ACTIVITY
Each line of the data holding "info" should be found and copied.

DATA SUPPLIED
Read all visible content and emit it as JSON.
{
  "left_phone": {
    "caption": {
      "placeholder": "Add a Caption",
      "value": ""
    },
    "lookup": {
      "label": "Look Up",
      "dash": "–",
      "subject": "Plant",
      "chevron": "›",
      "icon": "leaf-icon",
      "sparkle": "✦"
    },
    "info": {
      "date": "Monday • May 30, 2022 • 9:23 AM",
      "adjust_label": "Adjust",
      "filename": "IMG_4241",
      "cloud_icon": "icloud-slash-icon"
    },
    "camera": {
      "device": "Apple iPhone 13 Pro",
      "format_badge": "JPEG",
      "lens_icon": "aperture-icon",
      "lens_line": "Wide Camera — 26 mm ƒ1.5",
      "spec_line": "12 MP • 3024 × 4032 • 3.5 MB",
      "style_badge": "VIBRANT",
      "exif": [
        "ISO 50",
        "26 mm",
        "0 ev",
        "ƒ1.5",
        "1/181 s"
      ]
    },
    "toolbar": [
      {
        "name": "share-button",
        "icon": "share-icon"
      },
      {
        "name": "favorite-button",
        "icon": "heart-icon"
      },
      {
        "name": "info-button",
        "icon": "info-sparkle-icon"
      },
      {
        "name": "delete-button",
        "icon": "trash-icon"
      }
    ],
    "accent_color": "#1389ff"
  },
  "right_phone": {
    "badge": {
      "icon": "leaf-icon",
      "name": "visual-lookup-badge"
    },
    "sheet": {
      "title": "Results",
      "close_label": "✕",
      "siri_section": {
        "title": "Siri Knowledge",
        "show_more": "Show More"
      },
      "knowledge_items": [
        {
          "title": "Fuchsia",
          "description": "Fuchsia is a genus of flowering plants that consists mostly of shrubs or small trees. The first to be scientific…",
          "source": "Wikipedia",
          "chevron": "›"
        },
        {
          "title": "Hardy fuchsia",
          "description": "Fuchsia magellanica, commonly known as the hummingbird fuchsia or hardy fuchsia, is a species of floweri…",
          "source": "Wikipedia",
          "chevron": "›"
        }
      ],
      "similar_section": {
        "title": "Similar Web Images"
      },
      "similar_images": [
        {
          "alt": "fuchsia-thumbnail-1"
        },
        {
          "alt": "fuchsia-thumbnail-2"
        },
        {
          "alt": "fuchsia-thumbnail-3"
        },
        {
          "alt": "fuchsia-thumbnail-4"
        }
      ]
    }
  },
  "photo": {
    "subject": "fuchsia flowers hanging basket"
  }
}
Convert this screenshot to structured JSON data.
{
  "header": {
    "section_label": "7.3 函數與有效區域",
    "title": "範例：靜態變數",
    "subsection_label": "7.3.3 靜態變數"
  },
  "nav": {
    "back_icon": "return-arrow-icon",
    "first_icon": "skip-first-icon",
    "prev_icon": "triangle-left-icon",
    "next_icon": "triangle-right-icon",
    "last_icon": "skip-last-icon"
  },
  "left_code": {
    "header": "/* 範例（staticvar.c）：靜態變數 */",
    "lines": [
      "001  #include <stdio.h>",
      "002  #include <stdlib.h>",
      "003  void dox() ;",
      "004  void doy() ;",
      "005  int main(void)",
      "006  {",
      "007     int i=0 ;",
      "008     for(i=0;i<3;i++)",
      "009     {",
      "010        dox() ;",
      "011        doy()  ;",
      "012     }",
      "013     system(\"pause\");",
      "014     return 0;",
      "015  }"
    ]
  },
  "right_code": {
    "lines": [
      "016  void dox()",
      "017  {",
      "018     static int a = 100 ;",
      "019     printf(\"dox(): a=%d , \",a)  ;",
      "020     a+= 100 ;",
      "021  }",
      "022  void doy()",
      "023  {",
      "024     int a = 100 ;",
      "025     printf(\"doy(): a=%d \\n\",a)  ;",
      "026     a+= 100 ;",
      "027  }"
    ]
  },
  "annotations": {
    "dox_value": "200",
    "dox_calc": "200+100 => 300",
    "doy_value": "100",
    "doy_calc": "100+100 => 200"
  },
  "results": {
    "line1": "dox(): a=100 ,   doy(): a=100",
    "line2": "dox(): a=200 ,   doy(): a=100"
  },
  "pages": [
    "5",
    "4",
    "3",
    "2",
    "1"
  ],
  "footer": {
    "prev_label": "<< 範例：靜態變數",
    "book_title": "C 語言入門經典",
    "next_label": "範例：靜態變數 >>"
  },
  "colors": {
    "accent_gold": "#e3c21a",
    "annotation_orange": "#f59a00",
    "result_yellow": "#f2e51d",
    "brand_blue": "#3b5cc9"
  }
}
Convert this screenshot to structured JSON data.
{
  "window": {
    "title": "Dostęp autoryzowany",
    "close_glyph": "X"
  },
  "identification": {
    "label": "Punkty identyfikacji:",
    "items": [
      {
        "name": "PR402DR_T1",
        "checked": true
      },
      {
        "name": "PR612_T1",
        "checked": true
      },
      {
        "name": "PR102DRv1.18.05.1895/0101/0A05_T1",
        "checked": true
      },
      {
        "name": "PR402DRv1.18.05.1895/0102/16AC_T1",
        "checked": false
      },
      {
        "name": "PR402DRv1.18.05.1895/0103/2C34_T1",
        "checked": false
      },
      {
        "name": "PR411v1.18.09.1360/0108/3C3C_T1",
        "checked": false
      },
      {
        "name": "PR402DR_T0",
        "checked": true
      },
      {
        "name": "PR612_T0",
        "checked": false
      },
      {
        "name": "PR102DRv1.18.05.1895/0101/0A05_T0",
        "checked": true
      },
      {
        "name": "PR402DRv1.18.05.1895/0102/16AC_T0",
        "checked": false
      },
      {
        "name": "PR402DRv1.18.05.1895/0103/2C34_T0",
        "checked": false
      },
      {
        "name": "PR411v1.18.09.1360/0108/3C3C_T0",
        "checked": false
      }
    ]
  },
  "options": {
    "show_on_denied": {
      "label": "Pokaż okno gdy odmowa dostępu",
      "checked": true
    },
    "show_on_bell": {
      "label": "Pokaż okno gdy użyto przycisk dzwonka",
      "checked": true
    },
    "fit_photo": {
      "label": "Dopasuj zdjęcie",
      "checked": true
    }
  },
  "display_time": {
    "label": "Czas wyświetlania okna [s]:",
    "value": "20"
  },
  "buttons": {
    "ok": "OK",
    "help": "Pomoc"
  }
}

ANSWER BELOW
    "info": {
        "name": "info-button",
        "icon": "info-sparkle-icon"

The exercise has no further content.